ITA Software will charge airlines 40 cents per segment booked through its new "alternative" GDS, chief executive officer Jeremy Wertheimer said.
That's about 10% of what the traditional GDSs charge.
And unlike other alternative booking methods, some of which involve direct connections between airlines and major travel agencies, ITA plans to develop a full-service GDS, with hotel, cruise and car rental participation.
The system, whose working title is its IATA designator, 1U, was a natural next step for ITA, Wertheimer said. It already had the shopping and pricing "half" of a GDS -- it licenses the software to Orbitz and several airlines -- so it was logical to add the booking side.
ITA was heading in that direction anyway, but the effort got a jumpstart last summer, when "everybody got into high gear" over GDS fees, Wertheimer said.
The summer was marked by Northwest Airlines' move to collect a "cost-sharing fee" from travel agencies for GDS bookings. Northwest is one of a handful of airlines that has a dedicated agent Web site, and it was trying to drive agents to use it.
The carrier backed off, but the topic remained heated, and Wertheimer said several airlines approached ITA with a plea to "do something."
But if it weren't for the airlines' dissatisfaction with GDS fee structures, would there be a need for a new entrant? Would a new GDS simply reinvent the wheel with different technology?
Yes and no, in that order, Wertheimer said.
"One motivator is that every 30 or 40 years, you change your technology," he said. "There are various advantages, besides it being less expensive."
The old systems were built using mainframe technology, and although they have moved some functions to newer open-systems technology, there is a distinct advantage to building a modern version from scratch, he said.
"With smaller computers, you can be more flexible and have different versions," he said.
Making changes is easier, he said. "The famous example is when British Airways puts in a fourth cabin, and you can't [make the change] in the GDS."
Wertheimer believes that as airlines struggle to compete and to differentiate themselves, they "are going to do lots of clever marketing things" that need to be reflected in a travel agency system, and traditional GDSs simply are not nimble enough.
"It's just easier to write the whole thing from scratch," he said. "You can do it cleanly and in one piece, and the data are organized and carefully labeled."
The incumbents, on the other hand, have had to stitch together lots of different databases over the last three decades: TPF, frequent flyer, electronic ticket, Web site, etc., Wertheimer said.
And over the years, they have become "calcified."
"We've worked with GDSs before, and it's painful," Wertheimer said.
In addition, he said, in order to gain any modifications in the systems, suppliers and subscribers "have had to beg.

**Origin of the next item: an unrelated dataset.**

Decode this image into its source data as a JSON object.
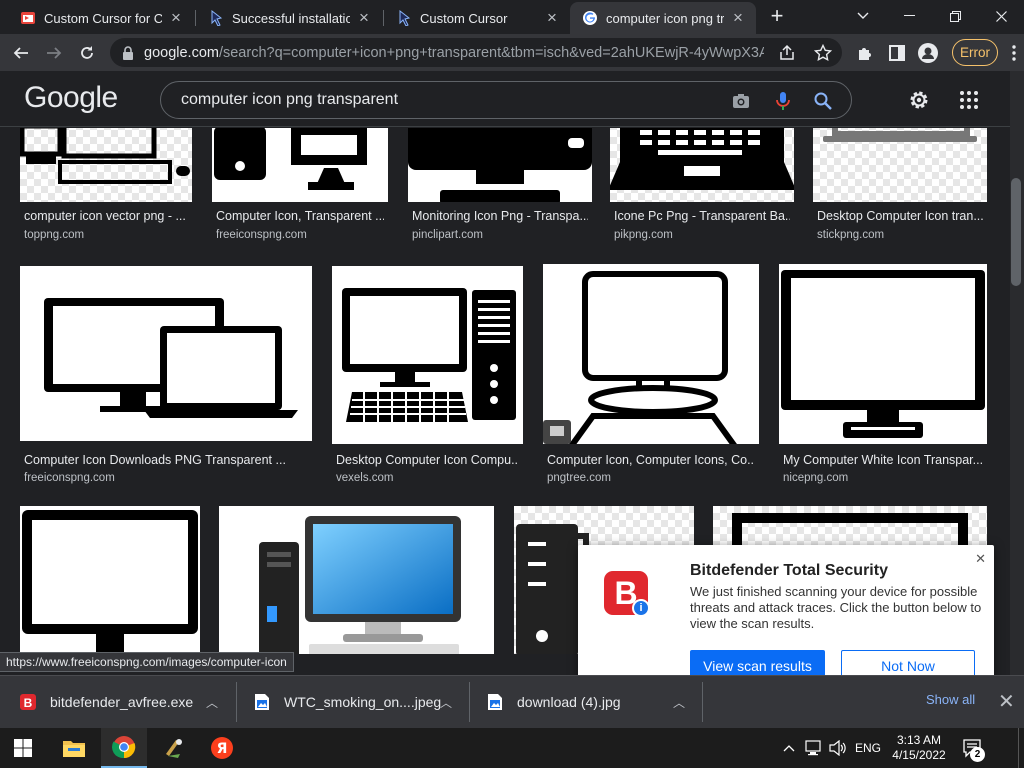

You need to be able to generate your own kinds of reports."
"Since we're building it from scratch, we can say, 'What would you like?' And users can tell us that it's really difficult to keep track of this, or that thing doesn't properly transmit. We can make the processes more efficient."
ITA plans to connect the new system with hotels through Pegasus Solutions' traditional means, he said, but 1U will be able to more: It will go out onto the Web to collect data that is pertinent to a user's query.
ITA currently is working with car rental companies and plans to offer cruise bookings as well.
From an engineering standpoint, "air is the monstrously hard thing to do," Wertheimer said. While there is a certain amount of complexity in booking cruises, "there are 500 sailings a month with 10 different kinds of rooms, but it's not like having 100,000 flights every day."
Wertheimer noted that ITA Software's ability to find not only low fares but to seek out every available option "is the most differentiated thing we did," and the company plans to make that a hallmark of the new system as well.
"Our view has been that if you offer people information, you want them to trust you," he said.
ITA has been testing the new system and plans a release to a broad set of travel agencies this month.
Some time in the second quarter of this year, Wertheimer said, the system will be ready for a general rollout.
"1U" probably will not suffice as a name indefinitely, but Wertheimer relates an anecdote that may offer a clue to his druthers: "When I was an student, people used to give their programs funny names," he said. "Everyone did it except for one guy named Winston."
For lack of a name, he said, Winston's programs became known as "Winston's programs."
"That's pretty good marketing if you have the right product," Wertheimer said.